*ACTIVITY*
Each and every line of the data must appear exactly as given.

Excerpts from an interface dataset
=======

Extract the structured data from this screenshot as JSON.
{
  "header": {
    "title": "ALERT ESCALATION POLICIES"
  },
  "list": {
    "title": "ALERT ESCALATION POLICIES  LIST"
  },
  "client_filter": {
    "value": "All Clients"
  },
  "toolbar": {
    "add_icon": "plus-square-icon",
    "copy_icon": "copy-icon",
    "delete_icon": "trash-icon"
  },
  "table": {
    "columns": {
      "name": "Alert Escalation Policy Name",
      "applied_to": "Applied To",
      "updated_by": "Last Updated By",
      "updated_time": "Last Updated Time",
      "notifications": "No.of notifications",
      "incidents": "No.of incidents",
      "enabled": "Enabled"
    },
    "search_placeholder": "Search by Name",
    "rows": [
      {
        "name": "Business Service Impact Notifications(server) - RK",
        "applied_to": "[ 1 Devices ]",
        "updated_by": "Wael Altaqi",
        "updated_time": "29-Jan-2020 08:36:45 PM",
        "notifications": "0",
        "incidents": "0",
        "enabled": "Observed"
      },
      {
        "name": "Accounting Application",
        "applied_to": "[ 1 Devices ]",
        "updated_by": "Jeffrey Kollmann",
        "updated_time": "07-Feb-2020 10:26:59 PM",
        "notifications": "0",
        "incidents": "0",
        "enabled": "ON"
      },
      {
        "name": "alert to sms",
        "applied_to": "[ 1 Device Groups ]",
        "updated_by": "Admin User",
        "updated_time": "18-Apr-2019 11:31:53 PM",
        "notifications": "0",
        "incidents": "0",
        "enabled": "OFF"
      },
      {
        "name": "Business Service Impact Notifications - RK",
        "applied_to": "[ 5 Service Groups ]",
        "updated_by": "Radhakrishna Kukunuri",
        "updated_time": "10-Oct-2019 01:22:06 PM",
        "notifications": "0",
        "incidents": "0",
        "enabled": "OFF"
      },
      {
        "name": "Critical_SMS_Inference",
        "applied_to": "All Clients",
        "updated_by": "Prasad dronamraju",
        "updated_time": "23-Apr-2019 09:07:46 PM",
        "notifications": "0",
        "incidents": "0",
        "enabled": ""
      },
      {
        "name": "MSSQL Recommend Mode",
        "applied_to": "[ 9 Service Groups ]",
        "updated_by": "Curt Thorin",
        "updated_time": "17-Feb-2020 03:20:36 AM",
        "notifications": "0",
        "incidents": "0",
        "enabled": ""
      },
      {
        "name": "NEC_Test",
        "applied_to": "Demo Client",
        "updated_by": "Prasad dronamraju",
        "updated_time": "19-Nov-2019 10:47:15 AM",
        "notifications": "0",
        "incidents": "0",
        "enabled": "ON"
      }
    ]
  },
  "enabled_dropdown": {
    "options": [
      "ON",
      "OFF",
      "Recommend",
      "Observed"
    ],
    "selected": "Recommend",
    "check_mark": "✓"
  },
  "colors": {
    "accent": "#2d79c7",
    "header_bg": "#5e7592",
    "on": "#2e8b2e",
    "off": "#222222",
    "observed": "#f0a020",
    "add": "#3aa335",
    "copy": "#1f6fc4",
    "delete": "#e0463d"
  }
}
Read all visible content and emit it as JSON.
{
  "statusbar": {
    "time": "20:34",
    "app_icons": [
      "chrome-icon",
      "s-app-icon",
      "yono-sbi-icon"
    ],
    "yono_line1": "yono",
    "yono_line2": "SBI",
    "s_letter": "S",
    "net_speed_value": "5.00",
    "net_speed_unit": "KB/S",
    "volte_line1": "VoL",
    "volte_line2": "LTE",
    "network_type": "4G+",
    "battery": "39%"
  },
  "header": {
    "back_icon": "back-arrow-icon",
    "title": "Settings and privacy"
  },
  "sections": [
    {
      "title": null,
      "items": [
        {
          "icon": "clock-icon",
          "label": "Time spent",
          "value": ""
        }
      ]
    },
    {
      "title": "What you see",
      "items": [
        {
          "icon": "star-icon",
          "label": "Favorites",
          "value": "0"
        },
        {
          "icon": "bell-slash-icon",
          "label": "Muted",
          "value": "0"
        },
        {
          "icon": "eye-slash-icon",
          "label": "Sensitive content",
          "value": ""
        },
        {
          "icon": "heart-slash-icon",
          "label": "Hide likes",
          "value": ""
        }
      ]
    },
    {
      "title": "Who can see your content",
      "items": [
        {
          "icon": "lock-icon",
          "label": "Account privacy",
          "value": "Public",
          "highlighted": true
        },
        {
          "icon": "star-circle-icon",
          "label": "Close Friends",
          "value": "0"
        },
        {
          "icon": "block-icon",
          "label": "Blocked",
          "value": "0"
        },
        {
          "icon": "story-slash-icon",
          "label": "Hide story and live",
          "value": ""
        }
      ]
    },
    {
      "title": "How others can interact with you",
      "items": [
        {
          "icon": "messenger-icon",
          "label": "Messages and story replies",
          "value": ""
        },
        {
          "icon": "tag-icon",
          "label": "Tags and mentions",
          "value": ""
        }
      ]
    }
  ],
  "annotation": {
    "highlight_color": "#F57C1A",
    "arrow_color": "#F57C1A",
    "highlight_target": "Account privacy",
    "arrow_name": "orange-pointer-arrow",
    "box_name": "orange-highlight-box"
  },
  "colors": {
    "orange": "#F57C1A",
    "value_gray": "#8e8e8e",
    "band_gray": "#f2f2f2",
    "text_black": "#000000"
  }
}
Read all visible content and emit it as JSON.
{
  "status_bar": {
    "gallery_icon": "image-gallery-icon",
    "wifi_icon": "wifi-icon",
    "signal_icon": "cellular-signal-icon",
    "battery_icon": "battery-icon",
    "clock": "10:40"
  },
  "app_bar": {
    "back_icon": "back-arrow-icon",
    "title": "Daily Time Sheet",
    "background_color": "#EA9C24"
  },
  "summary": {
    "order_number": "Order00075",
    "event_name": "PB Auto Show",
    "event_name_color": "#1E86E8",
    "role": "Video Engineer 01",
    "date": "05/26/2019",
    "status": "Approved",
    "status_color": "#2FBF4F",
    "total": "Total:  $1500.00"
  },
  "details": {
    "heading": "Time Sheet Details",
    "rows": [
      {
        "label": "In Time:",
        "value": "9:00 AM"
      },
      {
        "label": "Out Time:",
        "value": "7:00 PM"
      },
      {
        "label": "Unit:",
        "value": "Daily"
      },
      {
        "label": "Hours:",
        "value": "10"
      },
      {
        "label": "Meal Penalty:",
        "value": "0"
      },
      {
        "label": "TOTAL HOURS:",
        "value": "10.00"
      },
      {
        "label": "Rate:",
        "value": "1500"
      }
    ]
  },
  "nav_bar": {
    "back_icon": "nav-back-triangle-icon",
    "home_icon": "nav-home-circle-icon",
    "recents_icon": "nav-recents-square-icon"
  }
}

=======

*RESULT FOR THIS TASK*
Extract the structured data from this screenshot as JSON.
{
  "header": {
    "title": "ALERT ESCALATION POLICIES"
  },
  "list": {
    "title": "ALERT ESCALATION POLICIES  LIST"
  },
  "client_filter": {
    "value": "All Clients"
  },
  "toolbar": {
    "add_icon": "plus-square-icon",
    "copy_icon": "copy-icon",
    "delete_icon": "trash-icon"
  },
  "table": {
    "columns": {
      "name": "Alert Escalation Policy Name",
      "applied_to": "Applied To",
      "updated_by": "Last Updated By",
      "updated_time": "Last Updated Time",
      "notifications": "No.of notifications",
      "incidents": "No.of incidents",
      "enabled": "Enabled"
    },
    "search_placeholder": "Search by Name",
    "rows": [
      {
        "name": "Business Service Impact Notifications(server) - RK",
        "applied_to": "[ 1 Devices ]",
        "updated_by": "Wael Altaqi",
        "updated_time": "29-Jan-2020 08:36:45 PM",
        "notifications": "0",
        "incidents": "0",
        "enabled": "Observed"
      },
      {
        "name": "Accounting Application",
        "applied_to": "[ 1 Devices ]",
        "updated_by": "Jeffrey Kollmann",
        "updated_time": "07-Feb-2020 10:26:59 PM",
        "notifications": "0",
        "incidents": "0",
        "enabled": "ON"
      },
      {
        "name": "alert to sms",
        "applied_to": "[ 1 Device Groups ]",
        "updated_by": "Admin User",
        "updated_time": "18-Apr-2019 11:31:53 PM",
        "notifications": "0",
        "incidents": "0",
        "enabled": "OFF"
      },
      {
        "name": "Business Service Impact Notifications - RK",
        "applied_to": "[ 5 Service Groups ]",
        "updated_by": "Radhakrishna Kukunuri",
        "updated_time": "10-Oct-2019 01:22:06 PM",
        "notifications": "0",
        "incidents": "0",
        "enabled": "OFF"
      },
      {
        "name": "Critical_SMS_Inference",
        "applied_to": "All Clients",
        "updated_by": "Prasad dronamraju",
        "updated_time": "23-Apr-2019 09:07:46 PM",
        "notifications": "0",
        "incidents": "0",
        "enabled": ""
      },
      {
        "name": "MSSQL Recommend Mode",
        "applied_to": "[ 9 Service Groups ]",
        "updated_by": "Curt Thorin",
        "updated_time": "17-Feb-2020 03:20:36 AM",
        "notifications": "0",
        "incidents": "0",
        "enabled": ""
      },
      {
        "name": "NEC_Test",
        "applied_to": "Demo Client",
        "updated_by": "Prasad dronamraju",
        "updated_time": "19-Nov-2019 10:47:15 AM",
        "notifications": "0",
        "incidents": "0",
        "enabled": "ON"
      }
    ]
  },
  "enabled_dropdown": {
    "options": [
      "ON",
      "OFF",
      "Recommend",
      "Observed"
    ],
    "selected": "Recommend",
    "check_mark": "✓"
  },
  "colors": {
    "accent": "#2d79c7",
    "header_bg": "#5e7592",
    "on": "#2e8b2e",
    "off": "#222222",
    "observed": "#f0a020",
    "add": "#3aa335",
    "copy": "#1f6fc4",
    "delete": "#e0463d"
  }
}
Read all visible content and emit it as JSON.
{
  "statusbar": {
    "time": "20:34",
    "app_icons": [
      "chrome-icon",
      "s-app-icon",
      "yono-sbi-icon"
    ],
    "yono_line1": "yono",
    "yono_line2": "SBI",
    "s_letter": "S",
    "net_speed_value": "5.00",
    "net_speed_unit": "KB/S",
    "volte_line1": "VoL",
    "volte_line2": "LTE",
    "network_type": "4G+",
    "battery": "39%"
  },
  "header": {
    "back_icon": "back-arrow-icon",
    "title": "Settings and privacy"
  },
  "sections": [
    {
      "title": null,
      "items": [
        {
          "icon": "clock-icon",
          "label": "Time spent",
          "value": ""
        }
      ]
    },
    {
      "title": "What you see",
      "items": [
        {
          "icon": "star-icon",
          "label": "Favorites",
          "value": "0"
        },
        {
          "icon": "bell-slash-icon",
          "label": "Muted",
          "value": "0"
        },
        {
          "icon": "eye-slash-icon",
          "label": "Sensitive content",
          "value": ""
        },
        {
          "icon": "heart-slash-icon",
          "label": "Hide likes",
          "value": ""
        }
      ]
    },
    {
      "title": "Who can see your content",
      "items": [
        {
          "icon": "lock-icon",
          "label": "Account privacy",
          "value": "Public",
          "highlighted": true
        },
        {
          "icon": "star-circle-icon",
          "label": "Close Friends",
          "value": "0"
        },
        {
          "icon": "block-icon",
          "label": "Blocked",
          "value": "0"
        },
        {
          "icon": "story-slash-icon",
          "label": "Hide story and live",
          "value": ""
        }
      ]
    },
    {
      "title": "How others can interact with you",
      "items": [
        {
          "icon": "messenger-icon",
          "label": "Messages and story replies",
          "value": ""
        },
        {
          "icon": "tag-icon",
          "label": "Tags and mentions",
          "value": ""
        }
      ]
    }
  ],
  "annotation": {
    "highlight_color": "#F57C1A",
    "arrow_color": "#F57C1A",
    "highlight_target": "Account privacy",
    "arrow_name": "orange-pointer-arrow",
    "box_name": "orange-highlight-box"
  },
  "colors": {
    "orange": "#F57C1A",
    "value_gray": "#8e8e8e",
    "band_gray": "#f2f2f2",
    "text_black": "#000000"
  }
}
Read all visible content and emit it as JSON.
{
  "status_bar": {
    "gallery_icon": "image-gallery-icon",
    "wifi_icon": "wifi-icon",
    "signal_icon": "cellular-signal-icon",
    "battery_icon": "battery-icon",
    "clock": "10:40"
  },
  "app_bar": {
    "back_icon": "back-arrow-icon",
    "title": "Daily Time Sheet",
    "background_color": "#EA9C24"
  },
  "summary": {
    "order_number": "Order00075",
    "event_name": "PB Auto Show",
    "event_name_color": "#1E86E8",
    "role": "Video Engineer 01",
    "date": "05/26/2019",
    "status": "Approved",
    "status_color": "#2FBF4F",
    "total": "Total:  $1500.00"
  },
  "details": {
    "heading": "Time Sheet Details",
    "rows": [
      {
        "label": "In Time:",
        "value": "9:00 AM"
      },
      {
        "label": "Out Time:",
        "value": "7:00 PM"
      },
      {
        "label": "Unit:",
        "value": "Daily"
      },
      {
        "label": "Hours:",
        "value": "10"
      },
      {
        "label": "Meal Penalty:",
        "value": "0"
      },
      {
        "label": "TOTAL HOURS:",
        "value": "10.00"
      },
      {
        "label": "Rate:",
        "value": "1500"
      }
    ]
  },
  "nav_bar": {
    "back_icon": "nav-back-triangle-icon",
    "home_icon": "nav-home-circle-icon",
    "recents_icon": "nav-recents-square-icon"
  }
}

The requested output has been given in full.